#### [What is required]
Output the entries as they appear, skipping images.

■ ■ ■ ■ ■

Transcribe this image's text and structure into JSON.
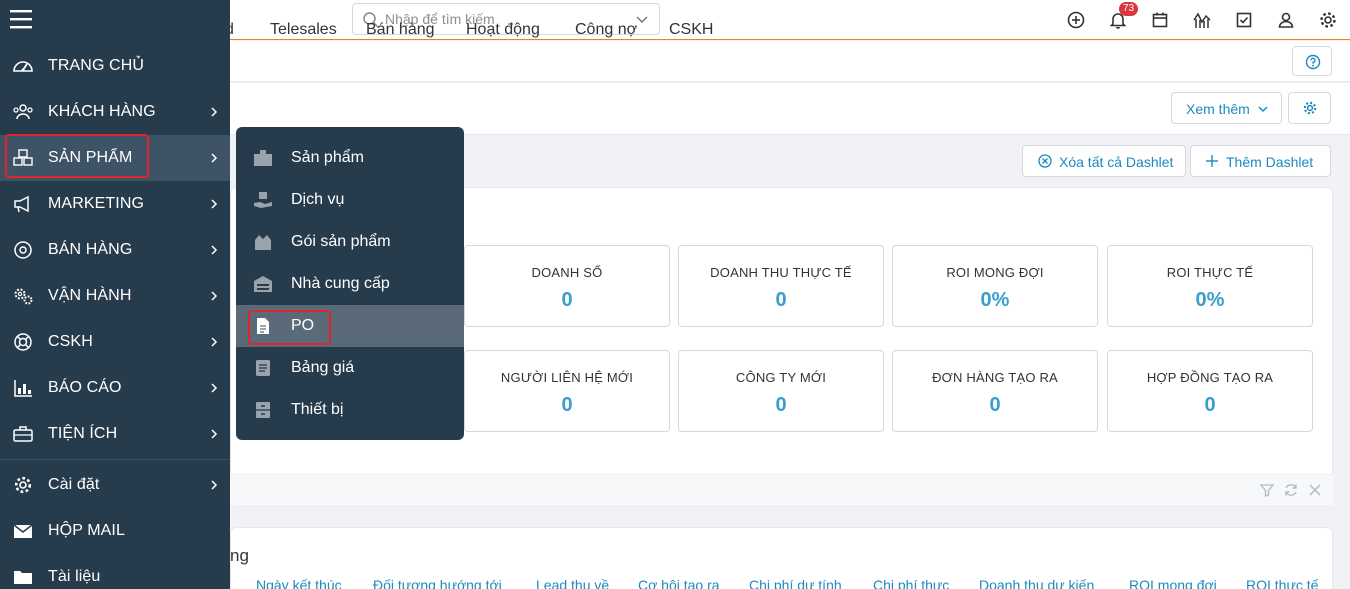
{
  "topbar": {
    "search_placeholder": "Nhập để tìm kiếm",
    "notification_count": "73",
    "icons": [
      "add-circle-icon",
      "bell-icon",
      "calendar-icon",
      "chart-icon",
      "task-check-icon",
      "user-icon",
      "gear-icon"
    ]
  },
  "tabs": [
    {
      "label": "d"
    },
    {
      "label": "Telesales"
    },
    {
      "label": "Bán hàng"
    },
    {
      "label": "Hoạt động"
    },
    {
      "label": "Công nợ"
    },
    {
      "label": "CSKH"
    }
  ],
  "toolbar": {
    "more_label": "Xem thêm",
    "clear_dashlets_label": "Xóa tất cả Dashlet",
    "add_dashlet_label": "Thêm Dashlet"
  },
  "stats": [
    {
      "label": "DOANH SỐ",
      "value": "0"
    },
    {
      "label": "DOANH THU THỰC TẾ",
      "value": "0"
    },
    {
      "label": "ROI MONG ĐỢI",
      "value": "0%"
    },
    {
      "label": "ROI THỰC TẾ",
      "value": "0%"
    },
    {
      "label": "NGƯỜI LIÊN HỆ MỚI",
      "value": "0"
    },
    {
      "label": "CÔNG TY MỚI",
      "value": "0"
    },
    {
      "label": "ĐƠN HÀNG TẠO RA",
      "value": "0"
    },
    {
      "label": "HỢP ĐỒNG TẠO RA",
      "value": "0"
    }
  ],
  "panel2": {
    "title": "ng",
    "columns": [
      "Ngày kết thúc",
      "Đối tượng hướng tới",
      "Lead thu về",
      "Cơ hội tạo ra",
      "Chi phí dự tính",
      "Chi phí thực",
      "Doanh thu dự kiến",
      "ROI mong đợi",
      "ROI thực tế"
    ]
  },
  "sidebar": {
    "items": [
      {
        "label": "TRANG CHỦ",
        "icon": "dashboard-gauge-icon"
      },
      {
        "label": "KHÁCH HÀNG",
        "icon": "customers-icon"
      },
      {
        "label": "SẢN PHẨM",
        "icon": "boxes-icon"
      },
      {
        "label": "MARKETING",
        "icon": "megaphone-icon"
      },
      {
        "label": "BÁN HÀNG",
        "icon": "target-icon"
      },
      {
        "label": "VẬN HÀNH",
        "icon": "gears-icon"
      },
      {
        "label": "CSKH",
        "icon": "lifebuoy-icon"
      },
      {
        "label": "BÁO CÁO",
        "icon": "bar-chart-icon"
      },
      {
        "label": "TIỆN ÍCH",
        "icon": "toolbox-icon"
      },
      {
        "label": "Cài đặt",
        "icon": "settings-icon"
      },
      {
        "label": "HỘP MAIL",
        "icon": "mail-icon"
      },
      {
        "label": "Tài liệu",
        "icon": "folder-icon"
      }
    ]
  },
  "submenu": {
    "items": [
      {
        "label": "Sản phẩm",
        "icon": "product-box-icon"
      },
      {
        "label": "Dịch vụ",
        "icon": "service-hand-icon"
      },
      {
        "label": "Gói sản phẩm",
        "icon": "package-icon"
      },
      {
        "label": "Nhà cung cấp",
        "icon": "warehouse-icon"
      },
      {
        "label": "PO",
        "icon": "document-icon"
      },
      {
        "label": "Bảng giá",
        "icon": "price-list-icon"
      },
      {
        "label": "Thiết bị",
        "icon": "device-cabinet-icon"
      }
    ]
  },
  "colors": {
    "sidebar": "#263b4c",
    "accent": "#1a8bbf",
    "stat_value": "#3a9dcf",
    "highlight": "#e0262d"
  }
}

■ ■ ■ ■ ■

#### [Result for this task]
Transcribe this image's text and structure into JSON.
{
  "topbar": {
    "search_placeholder": "Nhập để tìm kiếm",
    "notification_count": "73",
    "icons": [
      "add-circle-icon",
      "bell-icon",
      "calendar-icon",
      "chart-icon",
      "task-check-icon",
      "user-icon",
      "gear-icon"
    ]
  },
  "tabs": [
    {
      "label": "d"
    },
    {
      "label": "Telesales"
    },
    {
      "label": "Bán hàng"
    },
    {
      "label": "Hoạt động"
    },
    {
      "label": "Công nợ"
    },
    {
      "label": "CSKH"
    }
  ],
  "toolbar": {
    "more_label": "Xem thêm",
    "clear_dashlets_label": "Xóa tất cả Dashlet",
    "add_dashlet_label": "Thêm Dashlet"
  },
  "stats": [
    {
      "label": "DOANH SỐ",
      "value": "0"
    },
    {
      "label": "DOANH THU THỰC TẾ",
      "value": "0"
    },
    {
      "label": "ROI MONG ĐỢI",
      "value": "0%"
    },
    {
      "label": "ROI THỰC TẾ",
      "value": "0%"
    },
    {
      "label": "NGƯỜI LIÊN HỆ MỚI",
      "value": "0"
    },
    {
      "label": "CÔNG TY MỚI",
      "value": "0"
    },
    {
      "label": "ĐƠN HÀNG TẠO RA",
      "value": "0"
    },
    {
      "label": "HỢP ĐỒNG TẠO RA",
      "value": "0"
    }
  ],
  "panel2": {
    "title": "ng",
    "columns": [
      "Ngày kết thúc",
      "Đối tượng hướng tới",
      "Lead thu về",
      "Cơ hội tạo ra",
      "Chi phí dự tính",
      "Chi phí thực",
      "Doanh thu dự kiến",
      "ROI mong đợi",
      "ROI thực tế"
    ]
  },
  "sidebar": {
    "items": [
      {
        "label": "TRANG CHỦ",
        "icon": "dashboard-gauge-icon"
      },
      {
        "label": "KHÁCH HÀNG",
        "icon": "customers-icon"
      },
      {
        "label": "SẢN PHẨM",
        "icon": "boxes-icon"
      },
      {
        "label": "MARKETING",
        "icon": "megaphone-icon"
      },
      {
        "label": "BÁN HÀNG",
        "icon": "target-icon"
      },
      {
        "label": "VẬN HÀNH",
        "icon": "gears-icon"
      },
      {
        "label": "CSKH",
        "icon": "lifebuoy-icon"
      },
      {
        "label": "BÁO CÁO",
        "icon": "bar-chart-icon"
      },
      {
        "label": "TIỆN ÍCH",
        "icon": "toolbox-icon"
      },
      {
        "label": "Cài đặt",
        "icon": "settings-icon"
      },
      {
        "label": "HỘP MAIL",
        "icon": "mail-icon"
      },
      {
        "label": "Tài liệu",
        "icon": "folder-icon"
      }
    ]
  },
  "submenu": {
    "items": [
      {
        "label": "Sản phẩm",
        "icon": "product-box-icon"
      },
      {
        "label": "Dịch vụ",
        "icon": "service-hand-icon"
      },
      {
        "label": "Gói sản phẩm",
        "icon": "package-icon"
      },
      {
        "label": "Nhà cung cấp",
        "icon": "warehouse-icon"
      },
      {
        "label": "PO",
        "icon": "document-icon"
      },
      {
        "label": "Bảng giá",
        "icon": "price-list-icon"
      },
      {
        "label": "Thiết bị",
        "icon": "device-cabinet-icon"
      }
    ]
  },
  "colors": {
    "sidebar": "#263b4c",
    "accent": "#1a8bbf",
    "stat_value": "#3a9dcf",
    "highlight": "#e0262d"
  }
}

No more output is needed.